As my fellow Mirror reporter – who I now consider a good friend despite having only known each other for about a year – David Gordon Koch, leaves town to begin another adventure, I am reminded again that change seems to be the only constant in this world.
Dave is on his way to a new opportunity on the East Coast to continue his journalism career. By my understanding, he’s not leaving because he was offered a higher position than he had here, or that he’ll be getting paid significantly more for his work. It’s essentially a lateral move that may or may not end up to be a better situation for him on a personal level.
I wish more people could look at things that way.
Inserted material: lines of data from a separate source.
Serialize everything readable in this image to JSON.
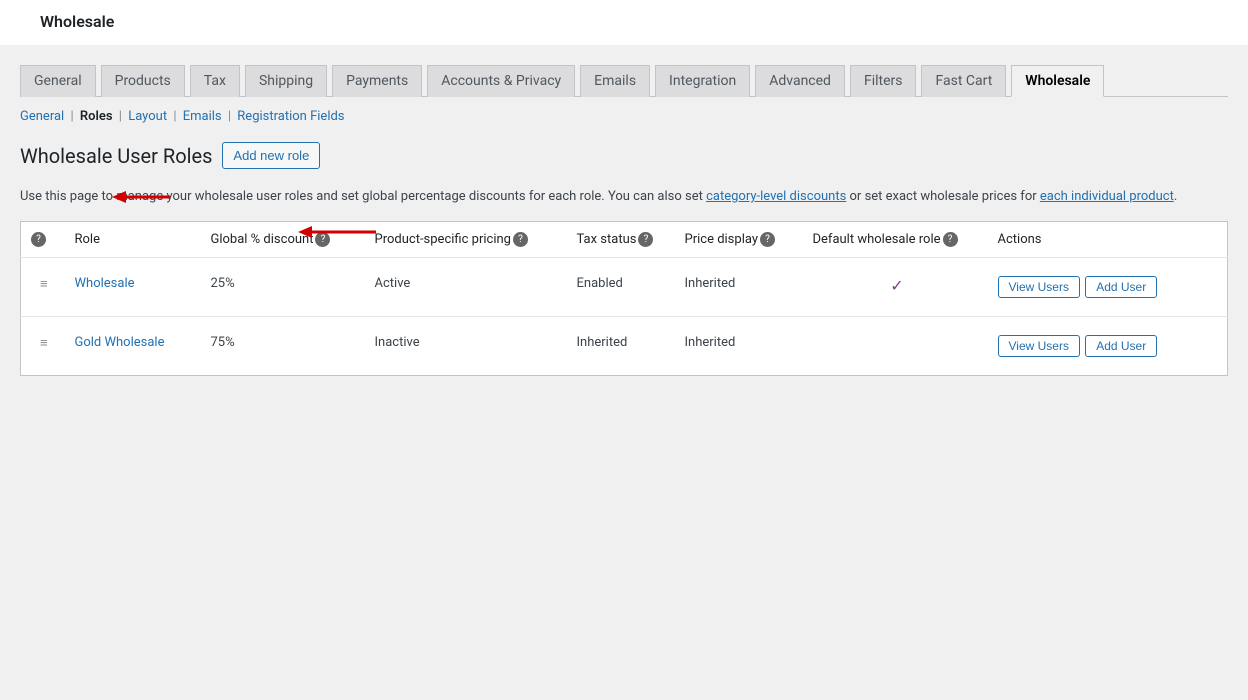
{
  "top_title": "Wholesale",
  "tabs": [
    "General",
    "Products",
    "Tax",
    "Shipping",
    "Payments",
    "Accounts & Privacy",
    "Emails",
    "Integration",
    "Advanced",
    "Filters",
    "Fast Cart",
    "Wholesale"
  ],
  "active_tab": "Wholesale",
  "subnav": {
    "general": "General",
    "roles": "Roles",
    "layout": "Layout",
    "emails": "Emails",
    "registration": "Registration Fields"
  },
  "heading": "Wholesale User Roles",
  "add_button": "Add new role",
  "description": {
    "part1": "Use this page to manage your wholesale user roles and set global percentage discounts for each role. You can also set ",
    "link1": "category-level discounts",
    "part2": " or set exact wholesale prices for ",
    "link2": "each individual product",
    "part3": "."
  },
  "columns": {
    "role": "Role",
    "global": "Global % discount",
    "psp": "Product-specific pricing",
    "tax": "Tax status",
    "price": "Price display",
    "default": "Default wholesale role",
    "actions": "Actions"
  },
  "rows": [
    {
      "role": "Wholesale",
      "discount": "25%",
      "psp": "Active",
      "tax": "Enabled",
      "price": "Inherited",
      "default": true
    },
    {
      "role": "Gold Wholesale",
      "discount": "75%",
      "psp": "Inactive",
      "tax": "Inherited",
      "price": "Inherited",
      "default": false
    }
  ],
  "action_labels": {
    "view": "View Users",
    "add": "Add User"
  }
}
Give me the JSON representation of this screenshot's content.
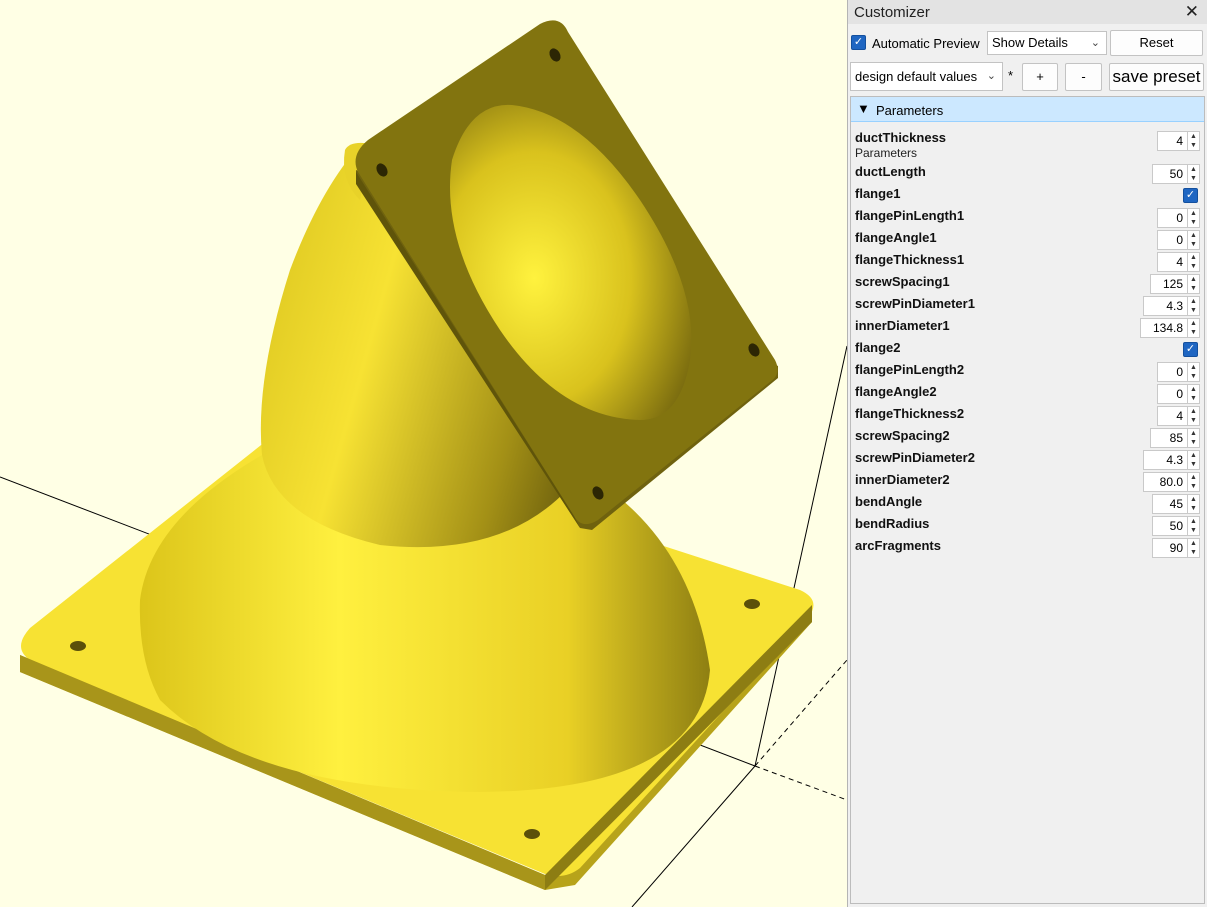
{
  "panel": {
    "title": "Customizer",
    "automatic_preview_label": "Automatic Preview",
    "automatic_preview_checked": true,
    "details_select": "Show Details",
    "reset_label": "Reset",
    "preset_select": "design default values",
    "dirty_marker": "*",
    "plus_label": "+",
    "minus_label": "-",
    "save_preset_label": "save preset"
  },
  "group": {
    "title": "Parameters",
    "params": [
      {
        "name": "ductThickness",
        "desc": "Parameters",
        "type": "number",
        "value": "4"
      },
      {
        "name": "ductLength",
        "type": "number",
        "value": "50"
      },
      {
        "name": "flange1",
        "type": "bool",
        "value": true
      },
      {
        "name": "flangePinLength1",
        "type": "number",
        "value": "0"
      },
      {
        "name": "flangeAngle1",
        "type": "number",
        "value": "0"
      },
      {
        "name": "flangeThickness1",
        "type": "number",
        "value": "4"
      },
      {
        "name": "screwSpacing1",
        "type": "number",
        "value": "125"
      },
      {
        "name": "screwPinDiameter1",
        "type": "number",
        "value": "4.3"
      },
      {
        "name": "innerDiameter1",
        "type": "number",
        "value": "134.8"
      },
      {
        "name": "flange2",
        "type": "bool",
        "value": true
      },
      {
        "name": "flangePinLength2",
        "type": "number",
        "value": "0"
      },
      {
        "name": "flangeAngle2",
        "type": "number",
        "value": "0"
      },
      {
        "name": "flangeThickness2",
        "type": "number",
        "value": "4"
      },
      {
        "name": "screwSpacing2",
        "type": "number",
        "value": "85"
      },
      {
        "name": "screwPinDiameter2",
        "type": "number",
        "value": "4.3"
      },
      {
        "name": "innerDiameter2",
        "type": "number",
        "value": "80.0"
      },
      {
        "name": "bendAngle",
        "type": "number",
        "value": "45"
      },
      {
        "name": "bendRadius",
        "type": "number",
        "value": "50"
      },
      {
        "name": "arcFragments",
        "type": "number",
        "value": "90"
      }
    ]
  },
  "icons": {
    "close": "close-icon",
    "checkmark": "checkmark-icon",
    "dropdown": "chevron-down-icon",
    "collapse": "triangle-down-icon",
    "spin_up": "arrow-up-icon",
    "spin_down": "arrow-down-icon"
  },
  "colors": {
    "viewport_bg": "#ffffe5",
    "model_yellow": "#f7e233",
    "model_dark": "#7b6d12",
    "accent": "#1f66c2",
    "group_header": "#cce8ff"
  }
}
Change for change’s sake isn’t always a bad thing, after all.
Sure, sometimes it is. Like when Facebook decides to change the layout of its app for seemingly no reason or when your old phone is still working perfectly fine, but a new version came out, so you go blow a bunch of money on the “upgrade” that really isn’t one.
Maybe that change to Facebook’s layout (once I’m used to it anyway) becomes much more user-friendly and intuitive. Maybe that new phone is essentially the same as the old one, but it holds its charge longer and a few months later you find yourself stuck with a flat tire somewhere with seven per cent battery left. Your old phone would have been dead and you wouldn’t have been able to call for help.
Because even if things aren’t bad, they can still be improved.
Like the corner of Rockland Road and Highway 19A, for example.
It’s not a terrible intersection. Sure, it can take a little while to turn left off Rockland when traffic is moving steadily along the highway, but I’ve used that intersection, on average, probably six times a week for the past five years, and I’ve never waited more than a couple of minutes to make that turn.
But that doesn’t mean it can’t be improved, and while they’re ripping up the ground to replace sewer lines seems like a pretty good time to do that, so they can get some economy of scale on the work being done.
“But it’s a waste of taxpayer money!” people say. “We don’t need to spend money on a roundabout!”
Well, we need to spend the money on putting the road back into decent shape after the infrastructure underneath it gets replaced, don’t we? And I bet that roundabout won’t cost that much more than rebuilding the roadway the same as it was before. Why not make what could be an improvement while they’re at it?
And yes, for the record, I do think it will be an improvement. I think anyone who has used roundabouts with any frequency will tell you that once you get used to them, they do help keep traffic flowing where it converges.
“But people here don’t know how to drive! They’ll cause accidents!” comes another argument against the change.
While I tend to agree with that – based on what I personally see out there on the roads – I don’t see how frustrating “bad drivers” with a stop sign they have to wait at – probably causing them to accelerate into traffic before it’s actually safe to do so – is better than forcing the learning curve that comes with a relatively straightforward traffic feature upon them.
Anyway… it’s a thing that is happening. It’s been in the plans for over a decade.
Can we just settle down with the outrage and wait and see how it goes?
Let’s be all a little more like Dave: open to the possibility that change might actually be good, even if the current state of things isn’t that bad.